◆ **REQUIRED ACTION**
A word-for-word copy of the listing is needed. Retype it in full.

** Opening SOURCE MATERIAL block **

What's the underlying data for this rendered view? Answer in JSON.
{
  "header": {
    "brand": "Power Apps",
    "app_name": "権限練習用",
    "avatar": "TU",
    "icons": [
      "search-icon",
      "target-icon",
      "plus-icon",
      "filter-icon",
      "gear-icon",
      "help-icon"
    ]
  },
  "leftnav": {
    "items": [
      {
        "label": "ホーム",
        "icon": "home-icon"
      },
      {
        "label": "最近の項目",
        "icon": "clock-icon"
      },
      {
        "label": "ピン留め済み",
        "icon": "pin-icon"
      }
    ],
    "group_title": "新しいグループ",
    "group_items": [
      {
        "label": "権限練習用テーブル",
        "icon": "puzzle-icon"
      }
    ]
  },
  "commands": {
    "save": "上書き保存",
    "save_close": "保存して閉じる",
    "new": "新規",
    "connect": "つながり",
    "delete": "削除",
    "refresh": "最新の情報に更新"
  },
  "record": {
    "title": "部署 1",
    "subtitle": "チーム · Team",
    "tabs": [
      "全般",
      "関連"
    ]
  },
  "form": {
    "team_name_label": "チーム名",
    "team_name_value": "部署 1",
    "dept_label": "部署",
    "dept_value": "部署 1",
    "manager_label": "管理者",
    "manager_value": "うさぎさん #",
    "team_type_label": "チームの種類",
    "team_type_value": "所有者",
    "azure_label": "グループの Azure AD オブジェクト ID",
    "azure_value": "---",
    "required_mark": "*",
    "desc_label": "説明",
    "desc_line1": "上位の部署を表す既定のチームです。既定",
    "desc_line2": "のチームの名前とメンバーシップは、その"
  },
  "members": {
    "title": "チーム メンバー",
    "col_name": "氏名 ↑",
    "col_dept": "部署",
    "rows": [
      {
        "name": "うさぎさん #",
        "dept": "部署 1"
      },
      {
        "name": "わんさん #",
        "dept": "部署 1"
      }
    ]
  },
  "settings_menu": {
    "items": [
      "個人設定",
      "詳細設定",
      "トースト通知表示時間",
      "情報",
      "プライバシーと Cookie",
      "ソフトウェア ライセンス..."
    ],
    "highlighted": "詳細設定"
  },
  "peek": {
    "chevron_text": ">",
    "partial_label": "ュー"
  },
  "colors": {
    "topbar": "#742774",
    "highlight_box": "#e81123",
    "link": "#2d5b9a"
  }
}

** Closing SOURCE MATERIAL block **

◆ **EXERCISE RESULT**
What's the underlying data for this rendered view? Answer in JSON.
{
  "header": {
    "brand": "Power Apps",
    "app_name": "権限練習用",
    "avatar": "TU",
    "icons": [
      "search-icon",
      "target-icon",
      "plus-icon",
      "filter-icon",
      "gear-icon",
      "help-icon"
    ]
  },
  "leftnav": {
    "items": [
      {
        "label": "ホーム",
        "icon": "home-icon"
      },
      {
        "label": "最近の項目",
        "icon": "clock-icon"
      },
      {
        "label": "ピン留め済み",
        "icon": "pin-icon"
      }
    ],
    "group_title": "新しいグループ",
    "group_items": [
      {
        "label": "権限練習用テーブル",
        "icon": "puzzle-icon"
      }
    ]
  },
  "commands": {
    "save": "上書き保存",
    "save_close": "保存して閉じる",
    "new": "新規",
    "connect": "つながり",
    "delete": "削除",
    "refresh": "最新の情報に更新"
  },
  "record": {
    "title": "部署 1",
    "subtitle": "チーム · Team",
    "tabs": [
      "全般",
      "関連"
    ]
  },
  "form": {
    "team_name_label": "チーム名",
    "team_name_value": "部署 1",
    "dept_label": "部署",
    "dept_value": "部署 1",
    "manager_label": "管理者",
    "manager_value": "うさぎさん #",
    "team_type_label": "チームの種類",
    "team_type_value": "所有者",
    "azure_label": "グループの Azure AD オブジェクト ID",
    "azure_value": "---",
    "required_mark": "*",
    "desc_label": "説明",
    "desc_line1": "上位の部署を表す既定のチームです。既定",
    "desc_line2": "のチームの名前とメンバーシップは、その"
  },
  "members": {
    "title": "チーム メンバー",
    "col_name": "氏名 ↑",
    "col_dept": "部署",
    "rows": [
      {
        "name": "うさぎさん #",
        "dept": "部署 1"
      },
      {
        "name": "わんさん #",
        "dept": "部署 1"
      }
    ]
  },
  "settings_menu": {
    "items": [
      "個人設定",
      "詳細設定",
      "トースト通知表示時間",
      "情報",
      "プライバシーと Cookie",
      "ソフトウェア ライセンス..."
    ],
    "highlighted": "詳細設定"
  },
  "peek": {
    "chevron_text": ">",
    "partial_label": "ュー"
  },
  "colors": {
    "topbar": "#742774",
    "highlight_box": "#e81123",
    "link": "#2d5b9a"
  }
}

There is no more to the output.